Exercise aim:
Filter task. Return each line of the material that holds the string "name".

Material provided:
────────
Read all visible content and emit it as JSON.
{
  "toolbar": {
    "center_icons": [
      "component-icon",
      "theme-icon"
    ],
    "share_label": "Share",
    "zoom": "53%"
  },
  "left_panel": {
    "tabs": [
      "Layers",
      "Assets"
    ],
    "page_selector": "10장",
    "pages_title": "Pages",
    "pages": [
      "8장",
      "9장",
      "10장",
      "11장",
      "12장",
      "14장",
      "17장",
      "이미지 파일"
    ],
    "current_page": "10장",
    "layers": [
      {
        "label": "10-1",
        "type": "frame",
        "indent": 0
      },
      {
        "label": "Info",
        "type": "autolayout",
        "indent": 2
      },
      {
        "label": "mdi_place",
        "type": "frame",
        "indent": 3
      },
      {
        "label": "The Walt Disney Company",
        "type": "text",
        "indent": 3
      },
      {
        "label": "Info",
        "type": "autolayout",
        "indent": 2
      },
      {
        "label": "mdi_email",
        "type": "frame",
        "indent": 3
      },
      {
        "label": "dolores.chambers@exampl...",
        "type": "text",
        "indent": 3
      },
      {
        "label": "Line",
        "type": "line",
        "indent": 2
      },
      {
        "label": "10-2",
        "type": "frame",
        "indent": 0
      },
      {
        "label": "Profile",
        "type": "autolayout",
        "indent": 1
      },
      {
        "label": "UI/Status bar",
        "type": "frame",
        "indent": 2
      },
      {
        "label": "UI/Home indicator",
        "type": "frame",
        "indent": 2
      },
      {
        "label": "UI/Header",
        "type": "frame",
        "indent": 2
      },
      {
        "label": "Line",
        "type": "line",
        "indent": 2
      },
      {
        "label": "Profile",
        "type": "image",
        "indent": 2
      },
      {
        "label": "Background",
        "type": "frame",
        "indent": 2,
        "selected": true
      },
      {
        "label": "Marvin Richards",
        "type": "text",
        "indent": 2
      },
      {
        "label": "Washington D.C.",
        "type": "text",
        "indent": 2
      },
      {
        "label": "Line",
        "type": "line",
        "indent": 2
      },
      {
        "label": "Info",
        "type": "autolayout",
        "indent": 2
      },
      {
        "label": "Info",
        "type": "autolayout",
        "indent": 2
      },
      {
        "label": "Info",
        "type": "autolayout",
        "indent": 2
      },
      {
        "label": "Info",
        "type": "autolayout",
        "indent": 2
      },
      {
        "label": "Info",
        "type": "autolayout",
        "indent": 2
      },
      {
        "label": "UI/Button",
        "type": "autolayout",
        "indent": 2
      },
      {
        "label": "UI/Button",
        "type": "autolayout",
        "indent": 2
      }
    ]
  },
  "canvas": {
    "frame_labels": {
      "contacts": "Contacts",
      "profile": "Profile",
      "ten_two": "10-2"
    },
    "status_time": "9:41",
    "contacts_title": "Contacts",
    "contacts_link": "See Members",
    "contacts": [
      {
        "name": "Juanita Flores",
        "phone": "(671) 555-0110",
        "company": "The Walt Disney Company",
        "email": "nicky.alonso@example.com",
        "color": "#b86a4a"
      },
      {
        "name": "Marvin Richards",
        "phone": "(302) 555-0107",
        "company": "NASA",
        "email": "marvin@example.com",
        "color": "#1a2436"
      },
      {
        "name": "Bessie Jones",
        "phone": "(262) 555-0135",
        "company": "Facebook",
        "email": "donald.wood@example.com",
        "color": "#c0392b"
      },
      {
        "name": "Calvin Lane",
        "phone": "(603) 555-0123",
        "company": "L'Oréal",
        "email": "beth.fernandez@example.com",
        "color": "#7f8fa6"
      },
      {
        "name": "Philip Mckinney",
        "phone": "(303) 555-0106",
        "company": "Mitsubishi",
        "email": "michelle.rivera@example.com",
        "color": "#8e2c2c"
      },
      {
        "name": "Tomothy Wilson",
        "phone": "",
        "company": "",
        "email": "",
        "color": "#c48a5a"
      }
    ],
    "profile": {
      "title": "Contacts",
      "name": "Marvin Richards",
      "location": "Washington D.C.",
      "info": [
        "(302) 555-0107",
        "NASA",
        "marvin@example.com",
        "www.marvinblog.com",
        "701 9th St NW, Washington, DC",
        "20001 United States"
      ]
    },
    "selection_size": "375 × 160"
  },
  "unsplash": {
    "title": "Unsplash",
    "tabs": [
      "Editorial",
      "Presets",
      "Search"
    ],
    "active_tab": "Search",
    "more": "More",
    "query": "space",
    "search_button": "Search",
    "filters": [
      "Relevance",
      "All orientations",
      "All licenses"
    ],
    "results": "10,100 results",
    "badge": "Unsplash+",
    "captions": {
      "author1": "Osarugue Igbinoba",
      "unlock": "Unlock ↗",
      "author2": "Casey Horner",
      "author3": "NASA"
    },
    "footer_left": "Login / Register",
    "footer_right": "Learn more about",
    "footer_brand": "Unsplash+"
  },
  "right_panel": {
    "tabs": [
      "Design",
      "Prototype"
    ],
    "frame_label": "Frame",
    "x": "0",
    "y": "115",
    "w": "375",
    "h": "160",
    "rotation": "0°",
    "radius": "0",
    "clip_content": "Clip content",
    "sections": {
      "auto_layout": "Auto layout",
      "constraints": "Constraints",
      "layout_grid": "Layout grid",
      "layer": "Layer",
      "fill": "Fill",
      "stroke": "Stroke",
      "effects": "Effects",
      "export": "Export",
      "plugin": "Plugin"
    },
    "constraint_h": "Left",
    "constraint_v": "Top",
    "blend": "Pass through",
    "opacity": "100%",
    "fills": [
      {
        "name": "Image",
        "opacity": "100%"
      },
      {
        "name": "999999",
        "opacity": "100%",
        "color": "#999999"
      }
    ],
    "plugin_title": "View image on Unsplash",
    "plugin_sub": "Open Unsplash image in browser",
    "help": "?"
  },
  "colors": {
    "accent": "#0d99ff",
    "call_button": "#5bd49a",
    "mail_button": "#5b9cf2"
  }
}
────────
Solution for this problem:
        "name": "Juanita Flores",
        "name": "Marvin Richards",
        "name": "Bessie Jones",
        "name": "Calvin Lane",
        "name": "Philip Mckinney",
        "name": "Tomothy Wilson",
      "name": "Marvin Richards",
        "name": "Image",
        "name": "999999",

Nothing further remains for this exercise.